  abstract     = {Prostate cancer (PCa) is the most common malignancy, and the third leading cancer-related cause of death among men of the Western world. Upon PCa progression into metastatic disease, androgen deprivation therapy is applied as the first-line treatment, and has been shown to be effective in most patients, leading to a decrease in serum prostate-specific antigen and relief of disease-related symptoms. However, advanced PCa almost inevitably progresses to a castration-resistant state, and is currently regarded as incurable. The large body of evidence indicates that PCa cells remain dependent on androgen receptor (AR) signaling even in an androgen-deprived environment. As such, development of drugs that target AR and AR signaling pathways have become one of the major milestones in treatment of castration-resistant PCa (CRPC). Nevertheless, currently available therapies that target AR signaling are still regarded as palliative and more potent therapies are in great need. Over the past few years, a wide range of novel therapies has entered clinical trial for treatment of CRPC, including androgen synthesis inhibitors (abiraterone acetate), chemotherapeutic agents (docetaxel and cabazitaxel), and immunotherapies (sipuleucel-T). In this context, enzalutamide (previously referred to as MDV3100) is a novel second generation antiandrogen that has been demonstrated to significantly improve survival in men with metastatic CRPC in several clinical trials. In this paper we summarize recently completed and ongoing clinical trials of enzalutamide, and briefly discuss the efficacy of the novel antiandrogen therapy and its limitations for treatment of CRPC.},
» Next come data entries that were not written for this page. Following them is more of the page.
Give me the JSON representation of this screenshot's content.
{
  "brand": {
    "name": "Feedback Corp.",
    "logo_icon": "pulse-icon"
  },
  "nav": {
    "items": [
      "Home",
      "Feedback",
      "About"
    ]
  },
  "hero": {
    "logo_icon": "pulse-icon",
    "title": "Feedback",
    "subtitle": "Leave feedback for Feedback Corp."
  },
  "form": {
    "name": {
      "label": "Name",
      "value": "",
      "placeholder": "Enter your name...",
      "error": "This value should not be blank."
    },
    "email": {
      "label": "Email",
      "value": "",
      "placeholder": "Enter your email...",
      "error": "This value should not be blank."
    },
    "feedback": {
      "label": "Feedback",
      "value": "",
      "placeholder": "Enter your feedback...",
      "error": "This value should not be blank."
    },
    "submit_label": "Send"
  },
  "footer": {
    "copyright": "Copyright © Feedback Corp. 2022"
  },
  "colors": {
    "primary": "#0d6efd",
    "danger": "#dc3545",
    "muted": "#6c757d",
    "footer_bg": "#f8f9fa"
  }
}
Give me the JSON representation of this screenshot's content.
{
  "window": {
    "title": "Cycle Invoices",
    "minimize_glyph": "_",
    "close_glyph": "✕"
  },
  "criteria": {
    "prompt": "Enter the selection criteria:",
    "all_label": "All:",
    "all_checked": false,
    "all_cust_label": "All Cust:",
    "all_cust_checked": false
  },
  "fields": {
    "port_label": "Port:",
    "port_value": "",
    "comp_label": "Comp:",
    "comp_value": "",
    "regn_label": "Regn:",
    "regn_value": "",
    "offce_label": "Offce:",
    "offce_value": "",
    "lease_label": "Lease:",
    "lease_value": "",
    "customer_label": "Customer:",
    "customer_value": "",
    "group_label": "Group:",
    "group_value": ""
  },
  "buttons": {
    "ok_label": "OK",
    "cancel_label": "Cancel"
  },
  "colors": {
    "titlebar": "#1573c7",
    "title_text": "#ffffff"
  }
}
  author       = {Semenas, Julius and Dizeyi, Nishtman and Persson, Jenny L},
  issn         = {1177-8881},
  language     = {eng},
  pages        = {875--881},
  publisher    = {Dove Medical Press Ltd.},
  series       = {Drug Design, Development and Therapy},
  title        = {Enzalutamide as a second generation antiandrogen for treatment of advanced prostate cancer},
  url          = {https://lup.lub.lu.se/search/ws/files/3030393/4249456.pdf},
  doi          = {10.2147/DDDT.S45703},
  volume       = {7},
  year         = {2013},
}